The adventure of African X all started off with a drive out of Cape Town, through the beautiful Houw Hoek mountain range and into a stunning suburb situated just before Hermanus, which is where the My Training Day teams were going to be staying for the weekend.
We were kindly hosted by Ian van Rijswijk and his family in their exquisite home situated right on a picturesque beachfront. After settling in and dropping all our bags off, we headed to registration where we checked in for the race after which an unanimous decision was made to leave before race briefing and instead go home and enjoy a nice meal.
Race morning day 1:
The 5am wake up was most unwelcome, but after a substantial amount of coffee and my forever ridiculed sweet potato breakfast it was time to head to the start of the race. Kent and I initially decided that we should take the first day relatively easy as most guys tend to go out too hard the first day and then be completely spent come the final stage. I envisioned the start as being a mass brawl to see who get to the front first and set the pace, but as the gun went off, a smooth transition into the race unfolded, there was no intense jostling to get to the front and everyone seemed super relaxed and chilled. The energy was undeniably competitive, but also super friendly and relaxed, after having experienced the start of basically any triathlon, this was a major reality change.
Apart from the fact that we were initially told that the first day would be roughly 35km, only to find out at kilometer 35, to our dismay, that we would in fact be running 38 km, of which the last 2.5km out of the final 3 were heading further up the mountain pass that we were originally on. I could see the anger bubbling inside of Kent that we had to run that extra little section, and to be honest, after all of the suffering that he has put me through, I felt a sheer sense of joy and happiness as the roles of coach vs athlete had momentarily reversed.
Following our 38km stint through the mountains on an uncomfortably warm day, it was time to eat, and eat as much as humanly possible, sleep, wake up, eat dinner and then go back to bed.
Race morning day 2:
I usually don’t cope very well with early morning wake ups so having to get up at 5am two mornings in a row was a serious struggle. After consuming an even greater amount of coffee than the previous morning, it was time to try and attempt running another 33km. The pace initially was a bit more heated than the previous day, and guys were trying to push from the front to drop any of the lingerers.
Kent and I managed to stay with the leaders for most of the way until we encountered some of the technical descents where the experienced trail runners just absolutely took off and left us in their dust. All in all, the second day was a success, Kent and I managed to catch up to the third place group at the 29km mark only for them to finish just ahead of us, leaving us feeling very satisfied with a fourth place stage finish ahead of some elite and well established trail runners.
Once again a very large amount of food was consumed and then it was off to bed again.
Race morning day 3:

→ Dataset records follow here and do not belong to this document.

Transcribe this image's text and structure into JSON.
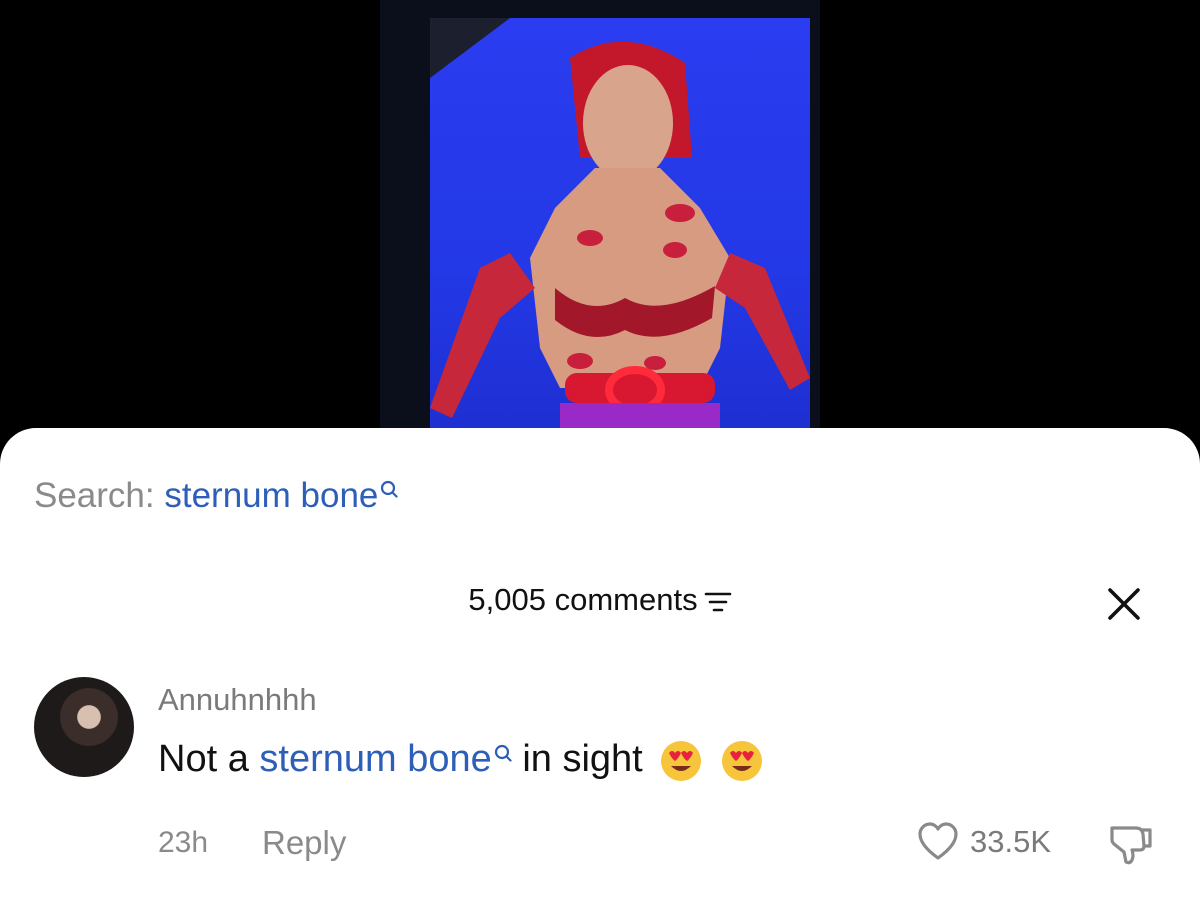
{
  "video": {
    "background_color": "#000000",
    "screen_color": "#2338e6"
  },
  "search": {
    "prefix": "Search: ",
    "term": "sternum bone",
    "icon": "search-icon"
  },
  "comments_header": {
    "count_label": "5,005 comments",
    "filter_icon": "filter-icon",
    "close_icon": "close-icon"
  },
  "comment": {
    "username": "Annuhnhhh",
    "text_before": "Not a ",
    "text_link": "sternum bone",
    "text_after": " in sight",
    "emojis": [
      "heart-eyes-emoji",
      "heart-eyes-emoji"
    ],
    "time": "23h",
    "reply_label": "Reply",
    "like_count": "33.5K",
    "like_icon": "heart-outline-icon",
    "dislike_icon": "thumbs-down-icon"
  },
  "colors": {
    "link": "#2d5fb8",
    "muted": "#8a8a8a",
    "text": "#111111"
  }
}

Much to our delight, the top several teams started an hour later than the main field, which meant that we were able to sleep in a little bit on the final morning. However, trying to get out of bed was somewhat challenging to say the least. Creaky joints and stiff muscles meant that the getting out of bed process amounted to a whole lot of muttering of some inappropriate words, but after a solid 20-minute rant I was able to get out of bed, consume a whole lot more coffee and then head to the start line for the final stage.
The last day consisted of 24km with gnarly climbs and some very technical descents. The pace at the start was super fast as everyone was trying to leave it all out there on the final day. The last stage started off with a relatively flat section for the first 10km, with a few cool switchbacks to make it interesting. At about the 14th kilometer we hit probably the most intense ascent of the whole race, followed by some extremely technical downhill’s.
With a few kilometers to go for the day, I knew I needed to relish this moment and make Kent hurt as much as possible because I knew I would not have a golden opportunity like this to do so for a little while. So after commanding Kent to run faster and draining any sign of happiness from his being, we were able to push the final few kilometers and end off with a very solid 5th place finish overall.
The most epic experience from the weekend came not only from the result, but rather from the vibe and community that encapsulates the trail running scene. Everywhere you turned you would see a smiling face, and for that reason, I am too keen to head back to African X next year to relieve that epic adventure.